(App and web page records)
§
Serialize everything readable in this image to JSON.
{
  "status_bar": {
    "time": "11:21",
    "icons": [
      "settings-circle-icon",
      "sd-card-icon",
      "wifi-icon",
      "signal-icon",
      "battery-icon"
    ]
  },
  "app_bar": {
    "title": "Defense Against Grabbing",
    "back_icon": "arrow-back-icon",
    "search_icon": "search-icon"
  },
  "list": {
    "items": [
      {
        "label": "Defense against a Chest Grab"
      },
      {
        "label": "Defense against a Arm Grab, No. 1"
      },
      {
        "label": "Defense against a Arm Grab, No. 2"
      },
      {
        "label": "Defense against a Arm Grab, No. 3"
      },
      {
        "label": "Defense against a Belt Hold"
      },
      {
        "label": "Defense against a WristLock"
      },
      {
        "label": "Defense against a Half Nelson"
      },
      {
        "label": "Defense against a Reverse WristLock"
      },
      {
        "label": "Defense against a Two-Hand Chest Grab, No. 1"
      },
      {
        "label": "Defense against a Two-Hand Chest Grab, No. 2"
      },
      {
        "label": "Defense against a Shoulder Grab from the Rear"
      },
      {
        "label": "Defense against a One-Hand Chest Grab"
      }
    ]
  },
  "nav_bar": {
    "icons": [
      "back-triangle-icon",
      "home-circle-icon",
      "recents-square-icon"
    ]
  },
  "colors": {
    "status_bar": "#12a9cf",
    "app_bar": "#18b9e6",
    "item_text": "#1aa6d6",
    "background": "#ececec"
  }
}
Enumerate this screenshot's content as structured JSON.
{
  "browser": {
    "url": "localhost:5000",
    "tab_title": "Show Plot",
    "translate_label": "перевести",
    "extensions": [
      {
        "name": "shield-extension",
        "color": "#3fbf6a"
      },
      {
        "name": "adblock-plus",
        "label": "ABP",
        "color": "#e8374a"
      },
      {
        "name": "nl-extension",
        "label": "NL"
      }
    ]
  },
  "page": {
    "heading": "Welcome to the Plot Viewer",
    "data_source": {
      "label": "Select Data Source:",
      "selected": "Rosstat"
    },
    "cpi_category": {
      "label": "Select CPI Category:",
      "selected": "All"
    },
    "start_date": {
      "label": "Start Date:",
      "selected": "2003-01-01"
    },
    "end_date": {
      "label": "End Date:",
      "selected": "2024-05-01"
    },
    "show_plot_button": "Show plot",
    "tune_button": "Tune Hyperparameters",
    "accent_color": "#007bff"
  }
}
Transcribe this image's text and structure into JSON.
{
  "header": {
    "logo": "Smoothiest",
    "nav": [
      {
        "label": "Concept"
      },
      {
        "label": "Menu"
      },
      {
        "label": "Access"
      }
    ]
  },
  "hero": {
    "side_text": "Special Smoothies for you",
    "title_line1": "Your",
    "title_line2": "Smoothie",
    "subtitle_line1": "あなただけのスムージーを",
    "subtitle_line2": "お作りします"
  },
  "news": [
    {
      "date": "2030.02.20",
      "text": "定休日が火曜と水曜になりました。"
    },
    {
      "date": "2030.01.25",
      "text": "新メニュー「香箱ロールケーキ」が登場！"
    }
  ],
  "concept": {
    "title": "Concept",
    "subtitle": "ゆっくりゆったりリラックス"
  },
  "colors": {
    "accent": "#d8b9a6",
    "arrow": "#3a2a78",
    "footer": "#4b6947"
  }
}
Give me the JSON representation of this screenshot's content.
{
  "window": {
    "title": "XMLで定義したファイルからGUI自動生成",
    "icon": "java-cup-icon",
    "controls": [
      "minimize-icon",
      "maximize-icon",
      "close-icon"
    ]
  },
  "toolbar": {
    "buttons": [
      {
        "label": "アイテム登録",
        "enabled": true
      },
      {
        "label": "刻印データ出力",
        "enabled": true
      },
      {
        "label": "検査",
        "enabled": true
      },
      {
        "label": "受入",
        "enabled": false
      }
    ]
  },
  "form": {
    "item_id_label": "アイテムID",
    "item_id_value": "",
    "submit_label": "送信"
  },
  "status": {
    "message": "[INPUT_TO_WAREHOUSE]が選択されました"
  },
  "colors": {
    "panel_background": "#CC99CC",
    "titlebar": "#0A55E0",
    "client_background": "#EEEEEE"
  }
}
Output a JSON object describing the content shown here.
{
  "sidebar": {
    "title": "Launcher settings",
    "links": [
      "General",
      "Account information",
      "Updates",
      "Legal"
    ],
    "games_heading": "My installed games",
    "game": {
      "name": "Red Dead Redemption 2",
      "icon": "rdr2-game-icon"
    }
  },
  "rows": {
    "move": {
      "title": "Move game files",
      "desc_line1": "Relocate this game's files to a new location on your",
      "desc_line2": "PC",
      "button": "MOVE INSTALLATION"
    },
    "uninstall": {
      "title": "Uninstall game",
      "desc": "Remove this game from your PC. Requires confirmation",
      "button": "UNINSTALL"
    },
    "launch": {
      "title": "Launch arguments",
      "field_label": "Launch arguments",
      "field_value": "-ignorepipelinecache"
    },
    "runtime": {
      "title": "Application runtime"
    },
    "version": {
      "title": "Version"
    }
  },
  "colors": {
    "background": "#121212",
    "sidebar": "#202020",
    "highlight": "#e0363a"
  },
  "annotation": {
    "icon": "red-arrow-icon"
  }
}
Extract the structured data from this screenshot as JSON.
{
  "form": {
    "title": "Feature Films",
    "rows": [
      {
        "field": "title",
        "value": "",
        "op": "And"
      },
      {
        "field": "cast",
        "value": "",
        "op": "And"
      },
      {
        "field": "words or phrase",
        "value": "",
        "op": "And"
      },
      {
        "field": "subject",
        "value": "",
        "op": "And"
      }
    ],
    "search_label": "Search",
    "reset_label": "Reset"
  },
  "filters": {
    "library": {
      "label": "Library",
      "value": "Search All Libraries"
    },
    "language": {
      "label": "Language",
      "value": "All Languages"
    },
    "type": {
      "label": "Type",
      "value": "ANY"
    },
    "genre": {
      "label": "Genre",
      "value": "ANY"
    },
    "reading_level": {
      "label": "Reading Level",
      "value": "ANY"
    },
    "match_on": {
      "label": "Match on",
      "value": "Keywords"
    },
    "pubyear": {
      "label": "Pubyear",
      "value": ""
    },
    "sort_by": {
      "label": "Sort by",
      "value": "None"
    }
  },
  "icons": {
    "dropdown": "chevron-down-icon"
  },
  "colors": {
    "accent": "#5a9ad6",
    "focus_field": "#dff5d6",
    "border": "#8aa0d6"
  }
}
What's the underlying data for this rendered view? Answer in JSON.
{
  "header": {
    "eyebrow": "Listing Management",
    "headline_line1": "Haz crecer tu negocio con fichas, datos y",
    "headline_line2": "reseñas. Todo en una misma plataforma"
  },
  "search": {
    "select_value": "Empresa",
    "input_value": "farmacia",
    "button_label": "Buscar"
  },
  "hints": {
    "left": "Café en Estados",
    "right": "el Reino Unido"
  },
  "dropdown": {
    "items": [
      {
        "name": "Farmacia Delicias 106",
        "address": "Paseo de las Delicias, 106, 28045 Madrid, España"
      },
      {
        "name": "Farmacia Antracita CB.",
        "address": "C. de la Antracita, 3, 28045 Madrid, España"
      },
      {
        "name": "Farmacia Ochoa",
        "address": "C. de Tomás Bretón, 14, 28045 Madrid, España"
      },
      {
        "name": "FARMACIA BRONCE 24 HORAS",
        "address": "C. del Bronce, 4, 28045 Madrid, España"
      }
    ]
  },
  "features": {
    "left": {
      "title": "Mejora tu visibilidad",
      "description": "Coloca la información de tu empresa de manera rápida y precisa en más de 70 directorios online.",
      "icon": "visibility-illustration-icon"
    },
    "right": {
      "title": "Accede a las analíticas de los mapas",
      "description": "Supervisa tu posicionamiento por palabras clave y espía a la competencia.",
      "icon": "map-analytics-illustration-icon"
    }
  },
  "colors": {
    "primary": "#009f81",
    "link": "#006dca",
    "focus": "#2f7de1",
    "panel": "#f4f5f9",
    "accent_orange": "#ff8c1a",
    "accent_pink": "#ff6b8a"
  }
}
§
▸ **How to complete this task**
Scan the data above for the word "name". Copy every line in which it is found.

▸ **Written answer**
        "name": "shield-extension",
        "name": "adblock-plus",
        "name": "nl-extension",
      "name": "Red Dead Redemption 2",
        "name": "Farmacia Delicias 106",
        "name": "Farmacia Antracita CB.",
        "name": "Farmacia Ochoa",
        "name": "FARMACIA BRONCE 24 HORAS",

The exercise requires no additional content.